The campaign is focused on communities with emphasis on children/adolescents, men and women bearing in mind the specific needs and rights of women and girls, i.e. changing attitudes that cause gender-based violence, providing comprehensive sexual and reproductive health services and ensuring economic opportunities; and of men and boys, i.e. masculinity norms that may have a negative impact, increased usage in drug and alcohol.
First Responders and community leaders will be utilized as a target audience and communication channel. Experience in Caribbean rescue missions has shown that areas with strong communities fared better after a disaster.
What we are trying to achieve
This regional communication and awareness campaign aims to offer information and strategies to assist communities in the region in better coping with the psychological impact of adverse events before, during and after a disaster situation; and raise awareness to reduce the stigma about seeking mental health and psychosocial support. For this purpose, the campaign will convey the general principles of psychological first aid (PFA) to the general public, community leaders and first responders. It is hoped that the information given, will help individuals and communities to anticipate, cope and recover from disasters.
Natural hazards tend to exacerbate existing vulnerabilities. Therefore, the campaign pays special attention particular groups within the general population that may be at greater risk of negative outcomes during a disaster situation, such as children and adolescents, women, older persons, indigenous peoples, people with pre-existing mental disorders, migrants, persons with disabilities, homeless persons and people living in shelters.
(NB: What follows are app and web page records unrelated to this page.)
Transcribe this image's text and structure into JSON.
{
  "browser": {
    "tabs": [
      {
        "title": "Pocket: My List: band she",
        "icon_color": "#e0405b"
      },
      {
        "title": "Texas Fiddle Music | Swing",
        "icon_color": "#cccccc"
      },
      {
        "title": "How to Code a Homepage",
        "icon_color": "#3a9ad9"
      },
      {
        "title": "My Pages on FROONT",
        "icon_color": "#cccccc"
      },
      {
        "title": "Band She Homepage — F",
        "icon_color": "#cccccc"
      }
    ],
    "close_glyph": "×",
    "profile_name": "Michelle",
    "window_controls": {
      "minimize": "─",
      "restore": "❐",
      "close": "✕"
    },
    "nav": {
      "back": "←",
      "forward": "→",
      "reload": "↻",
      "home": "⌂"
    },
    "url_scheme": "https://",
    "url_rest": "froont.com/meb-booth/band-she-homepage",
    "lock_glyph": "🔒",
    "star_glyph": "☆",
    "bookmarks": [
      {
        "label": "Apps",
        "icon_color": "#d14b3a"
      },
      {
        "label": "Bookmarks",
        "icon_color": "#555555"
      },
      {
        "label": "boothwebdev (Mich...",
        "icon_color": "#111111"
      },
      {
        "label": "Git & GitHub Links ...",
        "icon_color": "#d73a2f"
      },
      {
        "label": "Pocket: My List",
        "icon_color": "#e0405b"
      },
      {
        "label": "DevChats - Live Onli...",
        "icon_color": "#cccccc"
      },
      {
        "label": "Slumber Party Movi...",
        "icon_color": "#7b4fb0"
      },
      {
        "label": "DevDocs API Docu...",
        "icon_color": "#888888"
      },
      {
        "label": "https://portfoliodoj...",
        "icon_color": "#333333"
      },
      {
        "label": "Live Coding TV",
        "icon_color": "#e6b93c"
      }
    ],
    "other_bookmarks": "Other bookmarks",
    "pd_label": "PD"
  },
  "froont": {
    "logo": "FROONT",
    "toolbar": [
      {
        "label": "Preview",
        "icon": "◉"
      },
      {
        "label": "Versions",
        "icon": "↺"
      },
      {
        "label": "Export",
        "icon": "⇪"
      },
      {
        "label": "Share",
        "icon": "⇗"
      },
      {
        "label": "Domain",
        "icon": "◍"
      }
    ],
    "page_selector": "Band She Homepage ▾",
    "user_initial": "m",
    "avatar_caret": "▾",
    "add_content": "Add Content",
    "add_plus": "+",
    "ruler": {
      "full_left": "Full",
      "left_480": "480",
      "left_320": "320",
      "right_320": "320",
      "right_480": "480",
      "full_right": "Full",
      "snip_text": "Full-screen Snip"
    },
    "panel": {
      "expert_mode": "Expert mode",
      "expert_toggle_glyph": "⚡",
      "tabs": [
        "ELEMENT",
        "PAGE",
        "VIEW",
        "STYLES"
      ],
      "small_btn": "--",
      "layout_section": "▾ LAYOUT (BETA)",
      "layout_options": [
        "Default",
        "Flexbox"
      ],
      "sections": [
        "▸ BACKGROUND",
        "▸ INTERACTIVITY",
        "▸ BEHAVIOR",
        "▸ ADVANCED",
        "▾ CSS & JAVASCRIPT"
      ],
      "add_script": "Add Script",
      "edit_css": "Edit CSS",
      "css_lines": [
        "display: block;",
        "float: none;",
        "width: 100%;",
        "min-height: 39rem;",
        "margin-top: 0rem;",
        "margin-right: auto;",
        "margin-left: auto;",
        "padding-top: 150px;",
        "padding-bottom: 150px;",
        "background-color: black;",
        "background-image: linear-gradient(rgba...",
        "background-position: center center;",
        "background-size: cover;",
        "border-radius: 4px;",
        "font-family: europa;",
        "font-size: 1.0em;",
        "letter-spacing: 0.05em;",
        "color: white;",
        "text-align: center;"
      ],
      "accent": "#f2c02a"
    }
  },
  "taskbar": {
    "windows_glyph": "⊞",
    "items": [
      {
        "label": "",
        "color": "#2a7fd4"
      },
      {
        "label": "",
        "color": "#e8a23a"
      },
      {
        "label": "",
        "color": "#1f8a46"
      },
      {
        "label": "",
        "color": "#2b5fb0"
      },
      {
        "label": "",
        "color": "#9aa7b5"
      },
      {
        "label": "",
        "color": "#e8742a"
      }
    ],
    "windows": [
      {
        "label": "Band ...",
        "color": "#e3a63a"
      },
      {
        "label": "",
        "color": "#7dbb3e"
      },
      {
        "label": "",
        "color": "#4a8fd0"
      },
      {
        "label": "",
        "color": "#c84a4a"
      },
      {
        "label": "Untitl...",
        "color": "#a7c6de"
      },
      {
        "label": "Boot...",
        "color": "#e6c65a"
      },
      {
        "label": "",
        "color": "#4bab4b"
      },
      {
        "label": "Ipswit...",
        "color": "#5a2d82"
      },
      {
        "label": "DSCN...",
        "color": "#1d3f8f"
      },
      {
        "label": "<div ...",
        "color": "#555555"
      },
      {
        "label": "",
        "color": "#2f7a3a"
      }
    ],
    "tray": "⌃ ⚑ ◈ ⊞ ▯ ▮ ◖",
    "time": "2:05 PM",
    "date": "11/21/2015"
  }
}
Additionally, knowledge of the different gender roles in the Caribbean has been used to develop gender-sensitive communication messages, including the different roles of men and women in the family and the community, a possible rise of gender-based violence post-disaster as well as gender differences in the way in which health services are accessed.